Oct 162010
 October 16, 2010  Posted by  Court, Laws, Youth & Schools

The Freedom of Information Committee of the Society of Professional Journalists (SPJ) recently urged Congress to revise the Family Educational Rights and Privacy Act (FERPA).  Their proposal, if adopted, would likely water down privacy protections for both students and parents.

The resolution states:

Whereas, the Family Educational Rights and Privacy Act of 1974, called “FERPA,” was intended to protect students from embarrassment by having financial aid information or academic records released to the public, and

Whereas, educational institutions from schools to universities have expanded the purview of FERPA beyond reason to make other types of records secret, including athletic budgets, parking tickets and school lunch menus, and
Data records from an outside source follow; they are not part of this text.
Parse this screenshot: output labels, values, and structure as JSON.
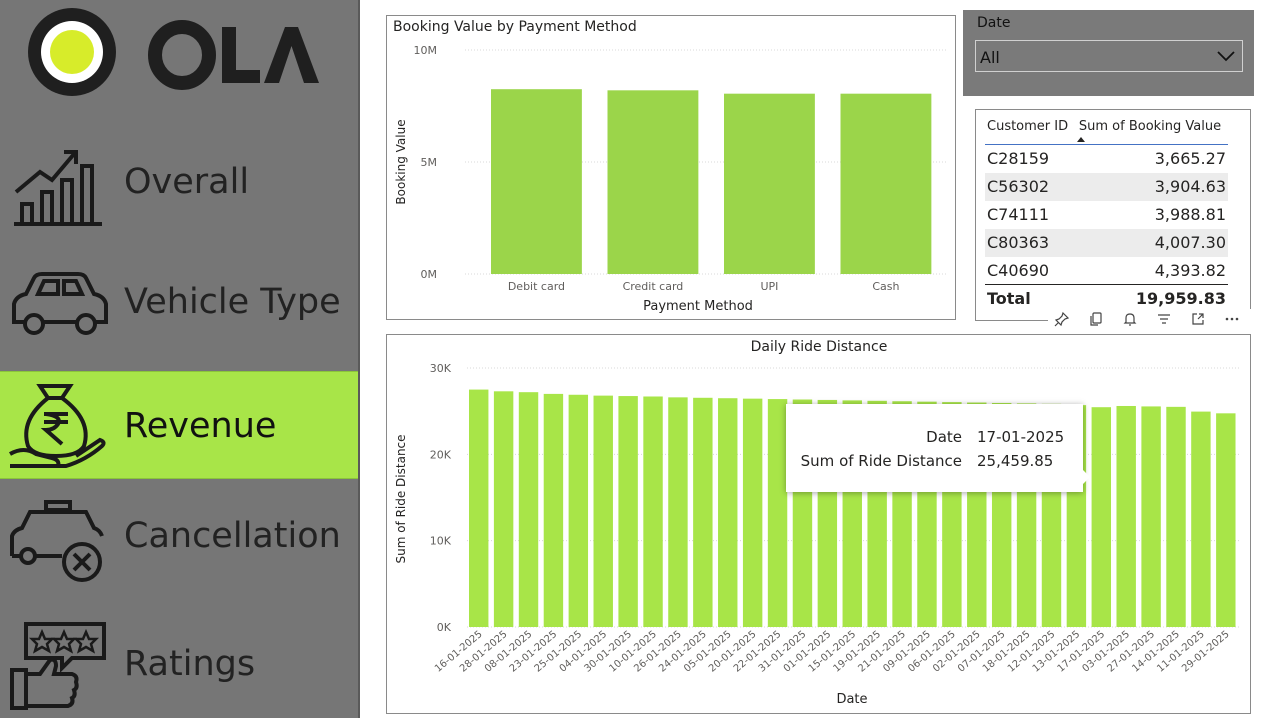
{
  "brand": {
    "name": "OLA",
    "accent": "#a8e548",
    "logo_ring": "#1f1f1f",
    "logo_dot": "#d7ec2a"
  },
  "nav": [
    {
      "label": "Overall",
      "icon": "growth-chart-icon",
      "active": false
    },
    {
      "label": "Vehicle Type",
      "icon": "car-icon",
      "active": false
    },
    {
      "label": "Revenue",
      "icon": "money-bag-rupee-icon",
      "active": true
    },
    {
      "label": "Cancellation",
      "icon": "taxi-cancel-icon",
      "active": false
    },
    {
      "label": "Ratings",
      "icon": "thumbs-up-stars-icon",
      "active": false
    }
  ],
  "slicer": {
    "title": "Date",
    "value": "All"
  },
  "table": {
    "columns": [
      "Customer ID",
      "Sum of Booking Value"
    ],
    "rows": [
      [
        "C28159",
        "3,665.27"
      ],
      [
        "C56302",
        "3,904.63"
      ],
      [
        "C74111",
        "3,988.81"
      ],
      [
        "C80363",
        "4,007.30"
      ],
      [
        "C40690",
        "4,393.82"
      ]
    ],
    "total_label": "Total",
    "total_value": "19,959.83"
  },
  "toolbar": {
    "icons": [
      "pin-icon",
      "copy-icon",
      "bell-icon",
      "filter-icon",
      "focus-mode-icon",
      "more-options-icon"
    ]
  },
  "tooltip": {
    "date_label": "Date",
    "date_value": "17-01-2025",
    "metric_label": "Sum of Ride Distance",
    "metric_value": "25,459.85"
  },
  "chart_data": [
    {
      "type": "bar",
      "title": "Booking Value by Payment Method",
      "xlabel": "Payment Method",
      "ylabel": "Booking Value",
      "categories": [
        "Debit card",
        "Credit card",
        "UPI",
        "Cash"
      ],
      "values": [
        8250000,
        8200000,
        8050000,
        8050000
      ],
      "ylim": [
        0,
        10000000
      ],
      "yticks": [
        0,
        5000000,
        10000000
      ],
      "ytick_labels": [
        "0M",
        "5M",
        "10M"
      ],
      "grid": true,
      "color": "#9bd54a"
    },
    {
      "type": "bar",
      "title": "Daily Ride Distance",
      "xlabel": "Date",
      "ylabel": "Sum of Ride Distance",
      "categories": [
        "16-01-2025",
        "28-01-2025",
        "08-01-2025",
        "23-01-2025",
        "25-01-2025",
        "04-01-2025",
        "30-01-2025",
        "10-01-2025",
        "26-01-2025",
        "24-01-2025",
        "05-01-2025",
        "20-01-2025",
        "22-01-2025",
        "31-01-2025",
        "01-01-2025",
        "15-01-2025",
        "19-01-2025",
        "21-01-2025",
        "09-01-2025",
        "06-01-2025",
        "02-01-2025",
        "07-01-2025",
        "18-01-2025",
        "12-01-2025",
        "13-01-2025",
        "17-01-2025",
        "03-01-2025",
        "27-01-2025",
        "14-01-2025",
        "11-01-2025",
        "29-01-2025"
      ],
      "values": [
        27500,
        27300,
        27200,
        27000,
        26900,
        26800,
        26750,
        26700,
        26600,
        26550,
        26500,
        26450,
        26400,
        26350,
        26300,
        26250,
        26200,
        26150,
        26100,
        26050,
        26000,
        25950,
        25900,
        25850,
        25700,
        25459.85,
        25600,
        25550,
        25500,
        24950,
        24750
      ],
      "ylim": [
        0,
        30000
      ],
      "yticks": [
        0,
        10000,
        20000,
        30000
      ],
      "ytick_labels": [
        "0K",
        "10K",
        "20K",
        "30K"
      ],
      "grid": true,
      "color": "#a8e548"
    }
  ]
}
Whereas, the U.S. Department of Education interprets the law beyond its intent, thus allowing school officials to hide entire records, even with names redacted, if they suspect a journalist might identify someone named in the records, and

Whereas, a Columbus Dispatch 2009 investigation exposed the widespread confusion in applying FERPA and use of FERPA to hide records involving school finance, travel and malfeasance, and

Whereas, former Sen. James L. Buckley, who crafted FERPA, stated in the Columbus Dispatch series that “That’s not what we intended. The law needs to be revamped. Institutions are putting their own meaning into the law,” and

Whereas, campus record audits from throughout the country, including a 2008 audit in Georgia, demonstrated that educational institutions illegally keep records secret, often claiming FERPA as justification, and

Whereas, the public needs access to school records that shed light on government operations, such as budgets, school safety and performance,

Therefore, be it resolved that the Society of Professional Journalists in convention assembled in Las Vegas, Nev., for its 101st celebration of journalism urges Congress to clarify FERPA to exempt from disclosure only information that would explicitly link financial aid information, poor grades, non-criminal disciplinary records or other deficient academic performance with specific identifiable students, and

Be it further resolved that SPJ urges Congress to shift responsibility of the records portion of FERPA interpretation and implementation from the Department of Education to an agency more knowledgeable about records policies, such as the National Archives and Records Administration.

FERPA was intended to protect the privacy of educational records and to provide for parental access to student records for students under age 18. Although I understand why journalists want more access to information and I agree that many institutions either misunderstand FERPA or use it as a shield, trashing FERPA is not the answer. The answer is to clarify proper FERPA application, which can be done without requiring any new legislation.

It is a horrible idea, in my opinion, to exempt criminal disciplinary records from FERPA protection at the k-12 level. Too many disabled or minority students are charged with crimes incorrectly or unfairly. To make their names and records available to media would compound the harm. Whether the same protection should apply at the secondary level for students over the age of 18 may be another matter, however.

Here’s a case in point.  Jeff Eckhoff reports:

The release of hundreds of confidential University of Iowa documents related to an alleged sexual assault in 2007 will come down to a question of interpreting a federal law that the university has used to withhold them, Iowa Supreme Court justices said Friday.

“Federal law is going to prevail,” Justice Brent Appel said during oral arguments in the university’s appeal of a lawsuit filed by the Iowa City Press-Citizen. “The question is, ‘What is federal law?’ ”

The Press-Citizen sued the university in 2008 after campus officials provided only 18 documents in response to the first of five requests under Iowa’s open records law. The requests sought a wide variety of paperwork related to an October 2007 incident in a Hillcrest Residence Hall dorm room where former Hawkeye football players Abe Satterfield and Cedric Everson allegedly sexually assaulted a former U of I student athlete.


The newspaper’s lawsuit initially led Johnson County District Judge Douglas Russell to order the university to release roughly 1,100 pages in September 2009. Russell ruled that roughly 445 documents were not confidential and another 685 could be released after redacting identifying information.

Campus officials appealed, citing part of the U.S. Family Educational Rights and Privacy Act that “prohibits release of records in a redacted form when the requestor knows the identity of the students.”

Read more in the Des Moines Register.

Were campus officials using FERPA as an excuse, or is it more likely that they were adhering to FERPA as they interpret it? And what did the FERPA Compliance Office tell them if they asked for advice on the application of the law?

Sorry, the comment form is closed at this time.